__TASK PROMPT__.
Return, from the material below, each line in which "data" occurs.

-- Opening Marker --

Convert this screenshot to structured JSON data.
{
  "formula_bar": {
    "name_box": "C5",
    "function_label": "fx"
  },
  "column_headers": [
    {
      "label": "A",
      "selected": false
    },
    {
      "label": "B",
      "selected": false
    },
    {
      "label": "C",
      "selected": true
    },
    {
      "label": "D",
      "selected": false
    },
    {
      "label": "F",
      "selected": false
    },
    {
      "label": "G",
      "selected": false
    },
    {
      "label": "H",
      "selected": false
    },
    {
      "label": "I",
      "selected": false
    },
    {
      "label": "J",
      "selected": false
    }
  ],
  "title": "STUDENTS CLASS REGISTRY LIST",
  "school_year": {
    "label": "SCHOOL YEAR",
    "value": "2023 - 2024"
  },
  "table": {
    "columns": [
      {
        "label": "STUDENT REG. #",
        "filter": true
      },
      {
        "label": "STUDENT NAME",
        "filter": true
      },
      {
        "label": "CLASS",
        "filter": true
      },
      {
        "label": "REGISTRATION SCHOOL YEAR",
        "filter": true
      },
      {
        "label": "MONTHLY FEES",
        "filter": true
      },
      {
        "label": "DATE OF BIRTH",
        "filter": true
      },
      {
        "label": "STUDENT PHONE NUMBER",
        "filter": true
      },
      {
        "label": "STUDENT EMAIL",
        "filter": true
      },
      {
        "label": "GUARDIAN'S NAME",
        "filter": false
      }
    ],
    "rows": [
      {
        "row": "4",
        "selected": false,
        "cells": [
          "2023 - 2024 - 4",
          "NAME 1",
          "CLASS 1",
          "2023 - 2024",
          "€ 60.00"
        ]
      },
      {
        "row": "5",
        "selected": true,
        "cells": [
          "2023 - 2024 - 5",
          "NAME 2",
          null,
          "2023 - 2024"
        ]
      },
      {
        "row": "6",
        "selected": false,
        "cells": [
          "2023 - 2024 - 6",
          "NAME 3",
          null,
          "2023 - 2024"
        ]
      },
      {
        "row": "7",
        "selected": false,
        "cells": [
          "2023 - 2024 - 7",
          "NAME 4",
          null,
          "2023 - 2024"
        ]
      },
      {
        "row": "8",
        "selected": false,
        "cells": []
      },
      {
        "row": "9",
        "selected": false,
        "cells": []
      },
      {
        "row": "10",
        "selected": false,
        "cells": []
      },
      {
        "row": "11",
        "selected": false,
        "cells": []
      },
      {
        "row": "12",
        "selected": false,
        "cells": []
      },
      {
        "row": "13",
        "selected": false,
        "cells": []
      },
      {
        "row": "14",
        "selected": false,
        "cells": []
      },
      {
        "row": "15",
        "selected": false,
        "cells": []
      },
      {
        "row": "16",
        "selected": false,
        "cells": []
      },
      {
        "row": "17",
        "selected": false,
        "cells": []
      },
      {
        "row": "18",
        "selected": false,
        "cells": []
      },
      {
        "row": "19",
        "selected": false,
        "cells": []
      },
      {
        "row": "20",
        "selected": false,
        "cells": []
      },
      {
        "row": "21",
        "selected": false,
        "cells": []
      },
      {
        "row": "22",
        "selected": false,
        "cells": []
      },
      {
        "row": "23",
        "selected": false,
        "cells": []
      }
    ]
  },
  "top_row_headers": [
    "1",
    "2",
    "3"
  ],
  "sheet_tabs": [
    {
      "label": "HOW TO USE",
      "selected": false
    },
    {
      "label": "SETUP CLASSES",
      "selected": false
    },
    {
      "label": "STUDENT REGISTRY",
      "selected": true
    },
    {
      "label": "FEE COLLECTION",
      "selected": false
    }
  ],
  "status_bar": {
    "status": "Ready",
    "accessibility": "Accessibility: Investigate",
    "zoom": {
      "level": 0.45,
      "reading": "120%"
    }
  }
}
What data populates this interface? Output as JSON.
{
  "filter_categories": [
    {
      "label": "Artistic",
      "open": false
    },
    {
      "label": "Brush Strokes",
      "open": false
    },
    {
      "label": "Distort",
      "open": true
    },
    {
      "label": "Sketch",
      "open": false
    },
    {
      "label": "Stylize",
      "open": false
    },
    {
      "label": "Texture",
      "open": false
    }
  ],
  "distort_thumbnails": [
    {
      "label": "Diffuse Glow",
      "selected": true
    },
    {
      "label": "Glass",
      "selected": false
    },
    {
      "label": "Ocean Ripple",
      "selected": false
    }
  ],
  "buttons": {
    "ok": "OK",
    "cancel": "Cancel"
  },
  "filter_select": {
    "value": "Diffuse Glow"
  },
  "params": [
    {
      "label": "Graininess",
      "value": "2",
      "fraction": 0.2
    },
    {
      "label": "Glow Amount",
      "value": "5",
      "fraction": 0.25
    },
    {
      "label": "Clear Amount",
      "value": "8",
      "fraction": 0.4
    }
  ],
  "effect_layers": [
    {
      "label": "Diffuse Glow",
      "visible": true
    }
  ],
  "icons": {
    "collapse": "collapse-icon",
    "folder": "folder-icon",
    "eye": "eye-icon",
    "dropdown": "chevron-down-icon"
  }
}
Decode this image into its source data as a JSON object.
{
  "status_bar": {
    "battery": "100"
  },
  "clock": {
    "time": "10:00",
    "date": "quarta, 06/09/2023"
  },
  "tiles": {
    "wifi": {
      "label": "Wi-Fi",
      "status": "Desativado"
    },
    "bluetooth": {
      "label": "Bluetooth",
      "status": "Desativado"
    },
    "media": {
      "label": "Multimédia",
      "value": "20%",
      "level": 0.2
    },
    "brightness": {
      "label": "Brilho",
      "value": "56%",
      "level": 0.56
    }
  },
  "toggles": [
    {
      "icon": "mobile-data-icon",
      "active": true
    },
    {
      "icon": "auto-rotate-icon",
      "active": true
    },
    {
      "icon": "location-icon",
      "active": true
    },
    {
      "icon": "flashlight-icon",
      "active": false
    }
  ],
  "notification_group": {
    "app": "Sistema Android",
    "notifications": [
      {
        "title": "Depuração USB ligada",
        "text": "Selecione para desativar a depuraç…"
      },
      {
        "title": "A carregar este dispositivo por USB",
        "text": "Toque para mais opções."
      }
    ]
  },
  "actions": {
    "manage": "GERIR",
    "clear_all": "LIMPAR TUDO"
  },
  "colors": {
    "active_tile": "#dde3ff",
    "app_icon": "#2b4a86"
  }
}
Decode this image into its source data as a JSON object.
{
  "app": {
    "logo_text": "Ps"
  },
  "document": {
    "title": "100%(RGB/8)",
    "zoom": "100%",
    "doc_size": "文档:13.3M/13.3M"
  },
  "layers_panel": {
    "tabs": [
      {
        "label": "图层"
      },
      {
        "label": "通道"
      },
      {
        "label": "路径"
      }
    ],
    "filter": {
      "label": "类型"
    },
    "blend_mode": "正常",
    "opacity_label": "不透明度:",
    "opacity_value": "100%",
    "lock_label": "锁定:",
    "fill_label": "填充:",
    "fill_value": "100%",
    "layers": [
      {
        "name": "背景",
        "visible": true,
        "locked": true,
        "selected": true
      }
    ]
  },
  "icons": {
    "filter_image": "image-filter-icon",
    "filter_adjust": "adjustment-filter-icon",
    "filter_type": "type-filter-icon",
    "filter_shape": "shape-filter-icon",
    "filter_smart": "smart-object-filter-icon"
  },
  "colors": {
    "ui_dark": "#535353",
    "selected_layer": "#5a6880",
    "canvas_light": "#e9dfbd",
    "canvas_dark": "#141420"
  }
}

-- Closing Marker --

__ANSWER FOR THE TASK__.
Convert this screenshot to structured JSON data.
What data populates this interface? Output as JSON.
Decode this image into its source data as a JSON object.
      "icon": "mobile-data-icon",
Decode this image into its source data as a JSON object.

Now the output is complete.